Today also suggests the possibility that each of us can periodically (in this case every four years) take stock of where we have been, where we are trying to get to, and the best path for reaching our goals and dreams as companies, organizations, and individuals.  To reflect on the powerful stories and rich histories that have brought us to where we are today.  To take account of our real promise and the challenges we face in making it a reality.  And to imagine a newer and more optimistic set of priorities that would challenge us to reach our real potential by working together with colleagues, customers, partners, and even competitors.

Who knows what the next four years will bring in Washington.  We can only hope that our leaders on both sides of the aisle will seek to find meaningful compromise and even innovation in addressing the biggest issues we face as a nation.  Because whether we are willing to admit it or not, their actions and inactions have a great impact on almost all of our enterprises…and on our ability as a nation to continue to be a remarkable source of energy, imagination, creativity, invention, hope and opportunity.


We win in business and in life when we decide to inaugurate our own fresh starts.  And when we find the courage to get beyond old thinking in building a more compelling and shared future.


Getting Beyond the Politics

Greetings.  In a few days we'll know if 15,000 delegates to the "U.N. Conference on Climate Change" have figured out a way to work together to reduce greenhouse gas emissions.  You know, those pesky little "by-products" of our over dependence on fossil fuels.  It's a very tough assignment, and one that probably doesn't have a political or a policy solution.  But since a bunch of smart and dedicated people are willing to spend their valuable time seeking common ground in the semi-tropical winter destination of Copenhagen, Denmark, I'll try to remain optimistic.

That is until I listen to many of our politicians talking about the issue.  People who won't actually be around to see the results of their deliberate in-action.  And since they are politicians, its safe to say that most (though not all) are more interested in the special interests that support them and their own survival than the survival of the planet.  As a result, many have determined that the best way to derail the real question is to scream "Climategate" and sing the amazing if not completely honest praises of "clean" and "abundant" coal.  Are these the very same people who tout the power of the free market while attempting to undermine the single biggest free market opportunity in our future–the challenge of converting the entire world to clean and sustainable energy?  
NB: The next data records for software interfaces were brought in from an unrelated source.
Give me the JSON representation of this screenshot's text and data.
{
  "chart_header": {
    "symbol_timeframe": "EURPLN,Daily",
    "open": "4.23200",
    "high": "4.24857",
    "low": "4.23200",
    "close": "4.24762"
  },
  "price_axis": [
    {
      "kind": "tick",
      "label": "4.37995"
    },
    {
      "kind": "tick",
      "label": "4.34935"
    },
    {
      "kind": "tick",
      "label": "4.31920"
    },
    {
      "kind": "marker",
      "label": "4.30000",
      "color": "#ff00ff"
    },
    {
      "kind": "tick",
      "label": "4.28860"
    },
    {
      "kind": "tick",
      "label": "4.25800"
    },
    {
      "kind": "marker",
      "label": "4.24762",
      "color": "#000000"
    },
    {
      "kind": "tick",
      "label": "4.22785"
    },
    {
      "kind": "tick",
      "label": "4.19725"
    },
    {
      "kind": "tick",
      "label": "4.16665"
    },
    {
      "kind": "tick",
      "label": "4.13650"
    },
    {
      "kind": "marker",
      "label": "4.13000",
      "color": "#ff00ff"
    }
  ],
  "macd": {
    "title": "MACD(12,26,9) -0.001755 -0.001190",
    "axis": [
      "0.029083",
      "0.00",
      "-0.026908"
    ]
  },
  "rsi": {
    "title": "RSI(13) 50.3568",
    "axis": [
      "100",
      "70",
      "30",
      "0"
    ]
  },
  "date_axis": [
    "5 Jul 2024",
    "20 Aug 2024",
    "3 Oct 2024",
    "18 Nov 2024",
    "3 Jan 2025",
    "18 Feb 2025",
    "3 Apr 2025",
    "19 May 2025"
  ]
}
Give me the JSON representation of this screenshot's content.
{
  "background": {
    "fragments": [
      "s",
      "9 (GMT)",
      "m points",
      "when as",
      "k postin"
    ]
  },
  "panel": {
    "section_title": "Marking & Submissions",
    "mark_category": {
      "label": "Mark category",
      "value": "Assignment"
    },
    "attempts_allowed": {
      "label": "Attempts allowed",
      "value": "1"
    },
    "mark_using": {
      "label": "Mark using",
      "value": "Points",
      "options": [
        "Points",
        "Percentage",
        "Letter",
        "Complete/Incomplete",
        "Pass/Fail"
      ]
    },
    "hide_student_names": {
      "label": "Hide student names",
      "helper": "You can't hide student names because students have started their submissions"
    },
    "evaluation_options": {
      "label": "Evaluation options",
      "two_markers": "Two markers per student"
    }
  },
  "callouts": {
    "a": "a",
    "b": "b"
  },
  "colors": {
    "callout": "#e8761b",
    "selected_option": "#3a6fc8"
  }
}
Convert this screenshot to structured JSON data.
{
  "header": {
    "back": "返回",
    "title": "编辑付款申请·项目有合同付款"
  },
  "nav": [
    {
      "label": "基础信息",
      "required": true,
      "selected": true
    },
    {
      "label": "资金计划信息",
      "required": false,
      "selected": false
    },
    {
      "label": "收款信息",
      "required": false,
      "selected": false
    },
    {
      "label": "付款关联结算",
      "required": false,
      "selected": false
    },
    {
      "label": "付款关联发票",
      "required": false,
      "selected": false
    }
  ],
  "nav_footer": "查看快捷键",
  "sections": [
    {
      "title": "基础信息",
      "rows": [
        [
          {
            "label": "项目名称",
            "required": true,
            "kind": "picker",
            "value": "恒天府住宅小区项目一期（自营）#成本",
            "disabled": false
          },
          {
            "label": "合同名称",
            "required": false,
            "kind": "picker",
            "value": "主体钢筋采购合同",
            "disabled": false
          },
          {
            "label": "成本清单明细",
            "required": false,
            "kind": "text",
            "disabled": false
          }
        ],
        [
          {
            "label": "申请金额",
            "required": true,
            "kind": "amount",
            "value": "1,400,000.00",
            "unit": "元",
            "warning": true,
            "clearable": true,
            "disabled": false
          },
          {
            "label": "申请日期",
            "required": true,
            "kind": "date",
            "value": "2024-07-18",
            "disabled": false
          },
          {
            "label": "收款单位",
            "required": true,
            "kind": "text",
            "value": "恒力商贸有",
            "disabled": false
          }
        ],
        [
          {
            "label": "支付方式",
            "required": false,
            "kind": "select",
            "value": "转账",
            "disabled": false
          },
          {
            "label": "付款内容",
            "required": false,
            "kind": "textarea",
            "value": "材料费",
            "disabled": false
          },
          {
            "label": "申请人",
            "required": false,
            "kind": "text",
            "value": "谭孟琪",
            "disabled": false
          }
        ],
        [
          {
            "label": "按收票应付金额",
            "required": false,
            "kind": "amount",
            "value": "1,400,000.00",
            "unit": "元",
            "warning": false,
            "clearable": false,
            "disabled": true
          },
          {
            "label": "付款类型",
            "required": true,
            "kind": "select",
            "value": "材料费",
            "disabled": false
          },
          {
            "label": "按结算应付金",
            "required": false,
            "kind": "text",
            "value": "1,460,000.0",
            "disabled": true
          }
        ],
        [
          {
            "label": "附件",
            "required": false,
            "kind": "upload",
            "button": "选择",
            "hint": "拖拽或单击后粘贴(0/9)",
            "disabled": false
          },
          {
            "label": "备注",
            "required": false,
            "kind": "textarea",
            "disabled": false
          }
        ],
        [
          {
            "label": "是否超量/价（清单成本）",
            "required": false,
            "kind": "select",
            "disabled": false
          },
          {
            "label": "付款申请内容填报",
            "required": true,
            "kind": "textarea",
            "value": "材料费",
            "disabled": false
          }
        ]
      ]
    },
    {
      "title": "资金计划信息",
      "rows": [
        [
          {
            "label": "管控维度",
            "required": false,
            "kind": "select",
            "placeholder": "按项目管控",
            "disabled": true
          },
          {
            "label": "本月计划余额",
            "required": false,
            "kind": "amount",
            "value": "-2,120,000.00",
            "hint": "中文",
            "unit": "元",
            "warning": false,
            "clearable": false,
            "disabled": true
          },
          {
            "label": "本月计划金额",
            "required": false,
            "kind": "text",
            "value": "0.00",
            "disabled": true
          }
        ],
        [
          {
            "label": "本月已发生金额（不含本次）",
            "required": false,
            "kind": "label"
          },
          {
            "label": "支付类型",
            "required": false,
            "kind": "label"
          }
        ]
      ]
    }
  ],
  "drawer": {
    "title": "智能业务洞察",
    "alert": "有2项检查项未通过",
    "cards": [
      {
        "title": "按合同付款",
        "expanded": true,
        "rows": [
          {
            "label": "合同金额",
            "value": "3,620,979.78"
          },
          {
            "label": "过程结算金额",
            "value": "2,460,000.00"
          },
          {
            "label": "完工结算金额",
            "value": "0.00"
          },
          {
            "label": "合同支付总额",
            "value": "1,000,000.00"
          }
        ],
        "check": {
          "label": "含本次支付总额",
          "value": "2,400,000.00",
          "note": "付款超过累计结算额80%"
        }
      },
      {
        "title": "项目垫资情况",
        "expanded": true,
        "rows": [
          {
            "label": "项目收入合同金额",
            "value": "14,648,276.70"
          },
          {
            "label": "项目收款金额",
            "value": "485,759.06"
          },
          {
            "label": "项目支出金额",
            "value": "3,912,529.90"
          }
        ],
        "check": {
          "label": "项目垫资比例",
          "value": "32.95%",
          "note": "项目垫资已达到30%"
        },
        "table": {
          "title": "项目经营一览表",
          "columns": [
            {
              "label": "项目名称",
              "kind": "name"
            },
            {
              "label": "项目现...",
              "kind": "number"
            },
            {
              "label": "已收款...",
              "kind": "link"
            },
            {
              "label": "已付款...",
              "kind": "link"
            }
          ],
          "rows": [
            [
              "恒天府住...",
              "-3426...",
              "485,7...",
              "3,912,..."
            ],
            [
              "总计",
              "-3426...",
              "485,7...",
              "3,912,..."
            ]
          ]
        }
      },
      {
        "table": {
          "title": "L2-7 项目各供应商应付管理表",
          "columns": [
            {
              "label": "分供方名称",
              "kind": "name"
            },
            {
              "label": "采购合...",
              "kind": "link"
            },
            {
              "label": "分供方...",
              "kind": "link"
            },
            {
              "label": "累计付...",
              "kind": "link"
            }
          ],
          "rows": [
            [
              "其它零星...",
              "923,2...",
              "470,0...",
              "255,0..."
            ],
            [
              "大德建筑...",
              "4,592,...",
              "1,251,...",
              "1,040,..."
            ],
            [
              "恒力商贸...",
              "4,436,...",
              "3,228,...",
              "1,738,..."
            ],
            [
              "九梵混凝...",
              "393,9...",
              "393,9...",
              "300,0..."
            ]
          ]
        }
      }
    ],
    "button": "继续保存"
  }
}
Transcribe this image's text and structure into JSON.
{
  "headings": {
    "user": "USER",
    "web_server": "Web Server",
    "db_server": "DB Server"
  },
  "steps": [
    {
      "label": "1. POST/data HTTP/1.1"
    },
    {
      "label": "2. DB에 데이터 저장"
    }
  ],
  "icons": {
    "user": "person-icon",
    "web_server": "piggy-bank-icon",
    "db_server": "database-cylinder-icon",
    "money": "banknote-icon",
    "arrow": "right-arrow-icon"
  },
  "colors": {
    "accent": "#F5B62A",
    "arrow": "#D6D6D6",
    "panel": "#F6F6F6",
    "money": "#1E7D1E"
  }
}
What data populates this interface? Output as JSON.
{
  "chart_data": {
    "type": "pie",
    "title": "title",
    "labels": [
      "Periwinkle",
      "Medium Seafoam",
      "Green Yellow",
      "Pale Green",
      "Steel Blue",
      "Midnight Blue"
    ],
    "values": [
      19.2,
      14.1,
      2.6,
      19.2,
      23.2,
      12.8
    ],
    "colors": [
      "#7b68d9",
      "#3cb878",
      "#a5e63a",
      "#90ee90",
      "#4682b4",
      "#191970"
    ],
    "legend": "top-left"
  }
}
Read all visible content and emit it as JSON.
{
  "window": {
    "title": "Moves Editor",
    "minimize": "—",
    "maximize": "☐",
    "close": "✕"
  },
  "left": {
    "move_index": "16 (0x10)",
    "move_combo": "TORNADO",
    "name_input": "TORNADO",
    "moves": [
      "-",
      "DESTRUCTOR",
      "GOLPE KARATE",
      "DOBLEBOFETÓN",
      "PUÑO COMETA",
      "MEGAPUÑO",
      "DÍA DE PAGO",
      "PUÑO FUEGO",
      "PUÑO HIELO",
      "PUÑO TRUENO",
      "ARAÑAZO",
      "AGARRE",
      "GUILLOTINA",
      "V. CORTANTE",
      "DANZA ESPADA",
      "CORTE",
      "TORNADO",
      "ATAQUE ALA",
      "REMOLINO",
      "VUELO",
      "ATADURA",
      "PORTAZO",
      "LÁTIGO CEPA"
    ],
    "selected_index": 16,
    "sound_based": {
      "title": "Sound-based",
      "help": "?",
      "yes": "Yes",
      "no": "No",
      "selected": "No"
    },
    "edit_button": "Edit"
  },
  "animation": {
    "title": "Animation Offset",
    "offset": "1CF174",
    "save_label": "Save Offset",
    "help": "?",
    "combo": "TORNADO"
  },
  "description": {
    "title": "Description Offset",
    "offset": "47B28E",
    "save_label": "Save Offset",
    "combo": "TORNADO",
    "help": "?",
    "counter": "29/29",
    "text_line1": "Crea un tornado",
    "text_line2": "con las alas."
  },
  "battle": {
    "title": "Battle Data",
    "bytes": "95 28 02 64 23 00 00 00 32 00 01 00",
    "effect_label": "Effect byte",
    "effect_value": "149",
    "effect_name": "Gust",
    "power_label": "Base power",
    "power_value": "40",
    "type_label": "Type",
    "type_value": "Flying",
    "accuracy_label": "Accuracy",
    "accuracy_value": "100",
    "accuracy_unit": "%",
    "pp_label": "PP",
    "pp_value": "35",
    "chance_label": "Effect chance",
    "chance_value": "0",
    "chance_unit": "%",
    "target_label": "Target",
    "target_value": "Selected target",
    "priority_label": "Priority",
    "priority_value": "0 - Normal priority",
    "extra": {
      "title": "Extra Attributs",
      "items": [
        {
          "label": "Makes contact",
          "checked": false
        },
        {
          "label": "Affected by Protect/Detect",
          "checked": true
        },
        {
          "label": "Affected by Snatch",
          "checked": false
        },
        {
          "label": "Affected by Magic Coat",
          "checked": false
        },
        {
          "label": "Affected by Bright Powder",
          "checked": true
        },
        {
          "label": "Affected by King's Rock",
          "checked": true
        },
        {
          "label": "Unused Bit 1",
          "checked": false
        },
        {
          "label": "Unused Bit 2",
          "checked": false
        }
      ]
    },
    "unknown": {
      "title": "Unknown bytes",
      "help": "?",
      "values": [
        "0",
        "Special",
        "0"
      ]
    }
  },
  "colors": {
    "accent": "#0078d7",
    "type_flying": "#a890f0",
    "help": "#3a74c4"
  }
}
If there was ever a challenge worthy of our investment, this is it.  A potential driver of the global economy for decades to come.  An amazing opportunity to unlock our collective genius and assure our future and shared prosperity.  A path to restore our environment before we find polar bears swimming the breaststroke in the English Channel.  Not to mention the chance to free ourselves from the tightening grip of foreign oil.  An infinitely finite resource that is, with the possible exception of the Norwegians, controlled by people who really dislike us.

To see one picture of what our future could look like, check out the November issue of Scientific American.  In it you'll find a very thoughtful article by Mark Jacobson of Stanford and Mark Delucchi of UC Davis titled "A Path to Sustainability by 2030."  In it they suggest that we have the ability to create all of our energy from wind, water, and solar power in only 20 years.   


Then ponder whether we're asking the right questions in our public discourse–a discourse that is more about fear than the promise of a new future of remarkable possibilities.  A future filled with innovation, genius, and the chance to create real opportunity for a much greater percentage of the world's citizens.  And while you are at it, try to imagine what would happen if you ran your business based on fear rather than creating opportunities to be brilliant.  

The question is not whether climate change matters.  The real question is whether or not we are bold enough to transform our energy future. What's your role in making it happen?